LOS ANGELES – The rising cost of oil has triggered increases in airline fuel surcharges, adding more than $350 to the cost of some tickets, it was reported Tuesday.
In recent years, major U.S. airlines have seen fuel costs rise from 10 percent to as much as 40 percent of their overall operating expenses, the Los Angles Times reported. That cost, passed down to consumers, is often marked on tickets as a separate expense, enabling airlines to offer low-cost fares, while still passing fuel increases on to their customers.
“We must be able to pass commodity costs on to customers as other industries do,” Robin Urbanski, a spokeswoman for United Airlines said.

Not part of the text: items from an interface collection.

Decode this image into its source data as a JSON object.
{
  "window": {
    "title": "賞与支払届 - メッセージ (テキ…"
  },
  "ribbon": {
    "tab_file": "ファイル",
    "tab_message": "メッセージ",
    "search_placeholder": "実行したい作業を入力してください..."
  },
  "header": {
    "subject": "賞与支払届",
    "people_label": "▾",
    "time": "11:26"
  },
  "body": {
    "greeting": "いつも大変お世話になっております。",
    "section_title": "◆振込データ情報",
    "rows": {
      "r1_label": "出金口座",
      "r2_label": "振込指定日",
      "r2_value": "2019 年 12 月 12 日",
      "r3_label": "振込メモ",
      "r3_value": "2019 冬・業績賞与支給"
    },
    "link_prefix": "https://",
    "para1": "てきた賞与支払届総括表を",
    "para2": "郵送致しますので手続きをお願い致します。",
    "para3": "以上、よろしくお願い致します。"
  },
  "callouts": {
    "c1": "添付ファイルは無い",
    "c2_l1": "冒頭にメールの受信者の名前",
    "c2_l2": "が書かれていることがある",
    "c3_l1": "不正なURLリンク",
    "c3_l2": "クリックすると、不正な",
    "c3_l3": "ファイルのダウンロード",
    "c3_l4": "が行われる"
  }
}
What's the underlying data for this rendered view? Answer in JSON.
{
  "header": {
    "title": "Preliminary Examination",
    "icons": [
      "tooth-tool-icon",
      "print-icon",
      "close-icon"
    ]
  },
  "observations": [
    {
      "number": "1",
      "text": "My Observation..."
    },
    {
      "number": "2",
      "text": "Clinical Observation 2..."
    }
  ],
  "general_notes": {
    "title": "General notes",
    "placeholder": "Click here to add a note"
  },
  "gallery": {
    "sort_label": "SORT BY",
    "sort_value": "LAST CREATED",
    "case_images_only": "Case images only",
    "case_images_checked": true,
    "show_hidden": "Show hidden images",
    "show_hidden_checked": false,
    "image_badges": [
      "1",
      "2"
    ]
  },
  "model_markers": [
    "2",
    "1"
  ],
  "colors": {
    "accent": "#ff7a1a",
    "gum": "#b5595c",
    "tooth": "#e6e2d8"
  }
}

Some travelers see the separated expenses as a fare hike shielded by a public relations ploy. “You can argue forever about whether this is justified, but how they are doing it shows their worst nature,” Joe Brancatelli, who runs a Web site for business travelers, told the Times.